--- MATERIAL PROVIDED Enclosed Below ---
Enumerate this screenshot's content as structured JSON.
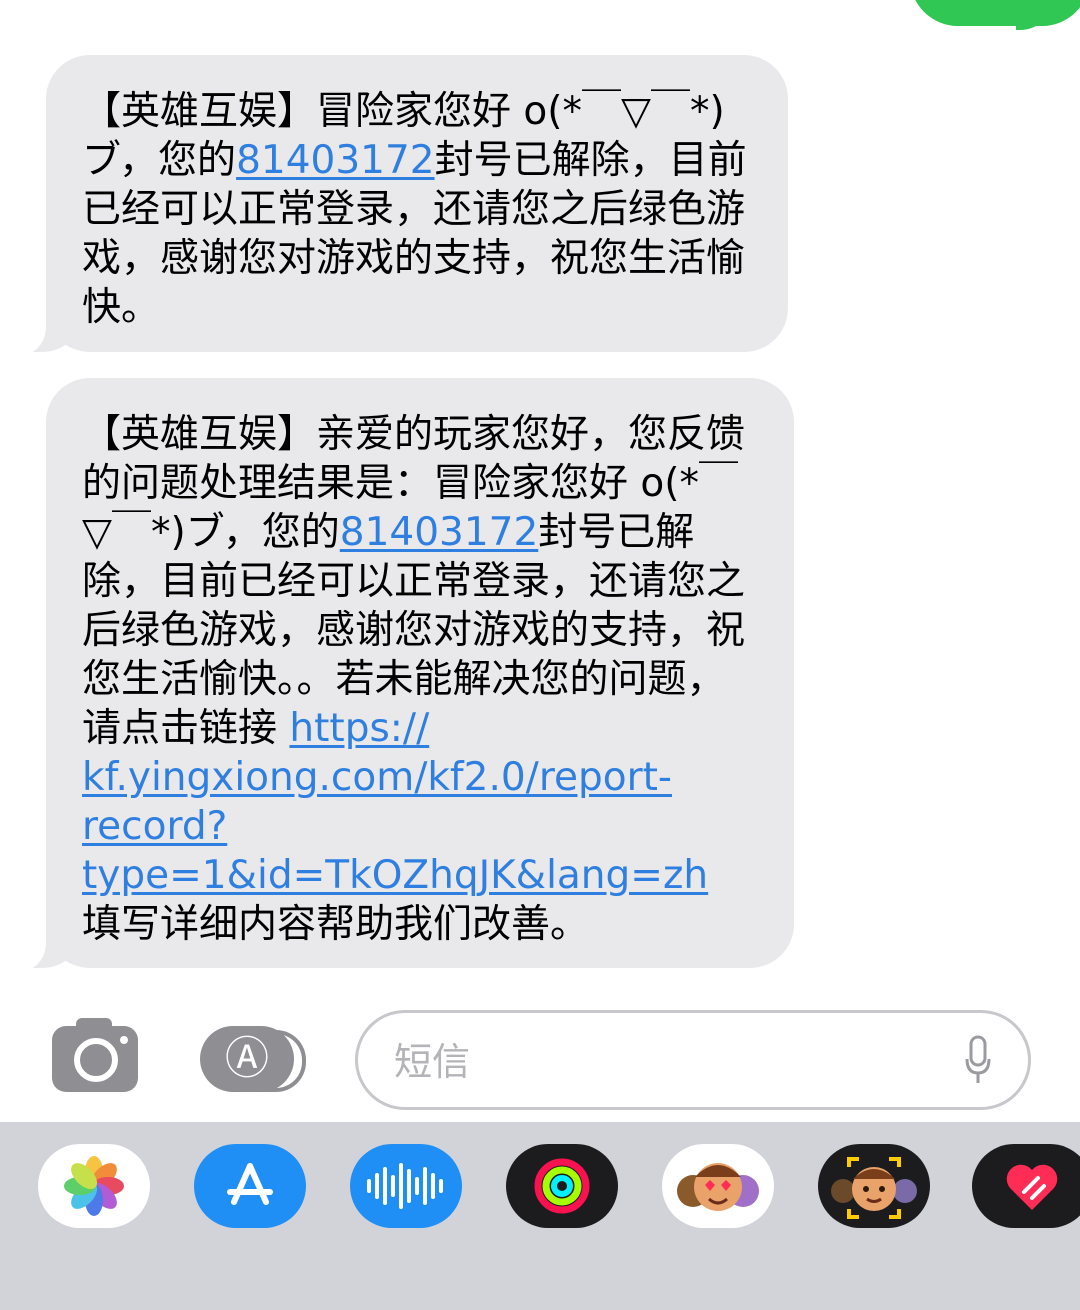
{
  "messages": [
    {
      "before_link": "【英雄互娱】冒险家您好 o(*￣▽￣*)ブ，您的",
      "link": "81403172",
      "after_link": "封号已解除，目前已经可以正常登录，还请您之后绿色游戏，感谢您对游戏的支持，祝您生活愉快。"
    },
    {
      "line_a": "【英雄互娱】亲爱的玩家您好，您反馈的问题处理结果是：冒险家您好 o(*￣▽￣*)ブ，您的",
      "link_number": "81403172",
      "line_b": "封号已解除，目前已经可以正常登录，还请您之后绿色游戏，感谢您对游戏的支持，祝您生活愉快。。若未能解决您的问题，请点击链接",
      "url_1": "https://",
      "url_2": "kf.yingxiong.com/kf2.0/report-",
      "url_3": "record?",
      "url_4": "type=1&id=TkOZhqJK&lang=zh",
      "line_c": "填写详细内容帮助我们改善。"
    }
  ],
  "composer": {
    "placeholder": "短信",
    "camera_icon": "camera-icon",
    "apps_icon": "app-store-icon",
    "mic_icon": "microphone-icon"
  },
  "app_drawer": [
    "photos-icon",
    "app-store-icon",
    "audio-message-icon",
    "fitness-icon",
    "memoji-stickers-icon",
    "memoji-camera-icon",
    "digital-touch-icon"
  ],
  "colors": {
    "received_bubble": "#e9e9eb",
    "sent_bubble": "#30c755",
    "link": "#2f7fe1",
    "drawer": "#d1d3d9"
  }
}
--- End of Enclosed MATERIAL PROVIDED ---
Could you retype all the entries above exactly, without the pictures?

Enumerate this screenshot's content as structured JSON.
{
  "messages": [
    {
      "before_link": "【英雄互娱】冒险家您好 o(*￣▽￣*)ブ，您的",
      "link": "81403172",
      "after_link": "封号已解除，目前已经可以正常登录，还请您之后绿色游戏，感谢您对游戏的支持，祝您生活愉快。"
    },
    {
      "line_a": "【英雄互娱】亲爱的玩家您好，您反馈的问题处理结果是：冒险家您好 o(*￣▽￣*)ブ，您的",
      "link_number": "81403172",
      "line_b": "封号已解除，目前已经可以正常登录，还请您之后绿色游戏，感谢您对游戏的支持，祝您生活愉快。。若未能解决您的问题，请点击链接",
      "url_1": "https://",
      "url_2": "kf.yingxiong.com/kf2.0/report-",
      "url_3": "record?",
      "url_4": "type=1&id=TkOZhqJK&lang=zh",
      "line_c": "填写详细内容帮助我们改善。"
    }
  ],
  "composer": {
    "placeholder": "短信",
    "camera_icon": "camera-icon",
    "apps_icon": "app-store-icon",
    "mic_icon": "microphone-icon"
  },
  "app_drawer": [
    "photos-icon",
    "app-store-icon",
    "audio-message-icon",
    "fitness-icon",
    "memoji-stickers-icon",
    "memoji-camera-icon",
    "digital-touch-icon"
  ],
  "colors": {
    "received_bubble": "#e9e9eb",
    "sent_bubble": "#30c755",
    "link": "#2f7fe1",
    "drawer": "#d1d3d9"
  }
}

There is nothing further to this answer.